The Term Natural Increase Defined

"Natural increase" is a term used in economics, geography, sociology and population studies. In simplest terms, it is the birth rate minus the death rate. Birth rate in this context almost always refers to the annual number of births per thousand in a given population.

Death rate is defined the same way, as the annual number of deaths per thousand in a given population.

Because the term is always defined in terms of a given rate of birth minus a given rate of death, "natural increase" is itself a rate, i. e., the rate of net increase in births over deaths.  It is also a ratio, where the birth rate in a specified period is the numerator and the death rate in the same period is the denominator. 

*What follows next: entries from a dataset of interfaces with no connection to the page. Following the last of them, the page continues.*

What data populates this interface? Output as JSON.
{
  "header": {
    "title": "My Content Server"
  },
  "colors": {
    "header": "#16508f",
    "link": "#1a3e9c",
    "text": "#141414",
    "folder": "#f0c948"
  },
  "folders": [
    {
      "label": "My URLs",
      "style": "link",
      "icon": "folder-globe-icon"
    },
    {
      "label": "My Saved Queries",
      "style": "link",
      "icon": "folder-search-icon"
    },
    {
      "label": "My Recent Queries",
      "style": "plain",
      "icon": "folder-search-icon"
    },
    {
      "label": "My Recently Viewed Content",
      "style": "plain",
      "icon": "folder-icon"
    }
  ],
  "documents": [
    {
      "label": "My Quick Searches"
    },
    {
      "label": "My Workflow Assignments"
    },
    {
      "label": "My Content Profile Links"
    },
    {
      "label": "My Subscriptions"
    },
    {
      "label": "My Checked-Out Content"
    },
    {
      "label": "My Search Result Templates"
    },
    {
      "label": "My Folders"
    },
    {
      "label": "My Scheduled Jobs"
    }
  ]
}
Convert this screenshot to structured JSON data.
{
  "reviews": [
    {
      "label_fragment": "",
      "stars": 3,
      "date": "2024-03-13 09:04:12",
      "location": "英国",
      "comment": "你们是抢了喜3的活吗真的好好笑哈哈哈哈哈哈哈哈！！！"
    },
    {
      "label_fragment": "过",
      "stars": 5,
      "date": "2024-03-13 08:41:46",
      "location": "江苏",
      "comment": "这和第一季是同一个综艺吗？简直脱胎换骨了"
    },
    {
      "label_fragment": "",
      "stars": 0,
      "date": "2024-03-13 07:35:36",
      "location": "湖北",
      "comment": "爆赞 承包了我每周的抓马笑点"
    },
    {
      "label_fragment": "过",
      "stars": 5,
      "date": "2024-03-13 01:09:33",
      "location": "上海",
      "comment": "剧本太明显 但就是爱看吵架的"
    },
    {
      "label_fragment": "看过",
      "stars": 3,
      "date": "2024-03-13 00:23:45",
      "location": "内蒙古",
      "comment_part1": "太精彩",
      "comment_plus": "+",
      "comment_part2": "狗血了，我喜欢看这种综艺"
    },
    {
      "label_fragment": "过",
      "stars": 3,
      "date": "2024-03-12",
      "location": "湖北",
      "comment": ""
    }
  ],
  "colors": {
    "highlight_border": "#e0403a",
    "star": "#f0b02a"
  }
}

The term is often referred to by its acronym, RNI (Rate of Natural Increase). Note also that an RNI rate can be negative if a population is in decline, i. e., is actually a rate of natural decrease. 

What is Natural?

How population increases acquired the qualification "natural" is information lost over time, but probably originated with Malthus, the early economist who first proposed a math-based theory of population growth in his Essay on the Principle of Population (1798).

Basing his conclusions on his studies of plants, Malthus proposed an alarming "natural" rate of population growth, proposing that human populations increased exponentially -- meaning that they double and redouble to infinity -- in contrast the arithmetic progression of food growth.

The difference between the two growth rates as Malthus proposed it, would inevitably end in disaster, a future where human populations would starve to death.

To avoid this disaster, Malthus proposed "moral restraint," that is, the humans marry late in life and only when they clearly have the economic resources to support a family.

Malthus study of natural population growth was a welcome investigation into a subject that had never before been systematically studied. Essay on the Principle of Population remains a valuable historic document. It turns out, however, that his conclusions were somewhere between "not exactly right," and "totally wrong." He predicted that within 200 years of his writings the world population would have increased to about 256 billion, but that increases in food supply would then support only nine billion. But in the year 2,000, the world population was only a little over six billion. A significant portion of that population was underfed and starvation remained and remains a significant world problem, but the starvation rate never approached the drastic 96 percent starvation rate Malthus proposed.

His conclusions "weren't exactly right" in the sense that the "natural increase" Malthus proposed could exist and actually might exist in the absence of factors he didn't take into account, the most significant of them being the phenomenon studied soon after by Darwin, who noted that populations are in competition with one another -- there is a battle for survival going on everywhere in the natural world (of which we are a part) and absent deliberate remedies, only the fittest survive.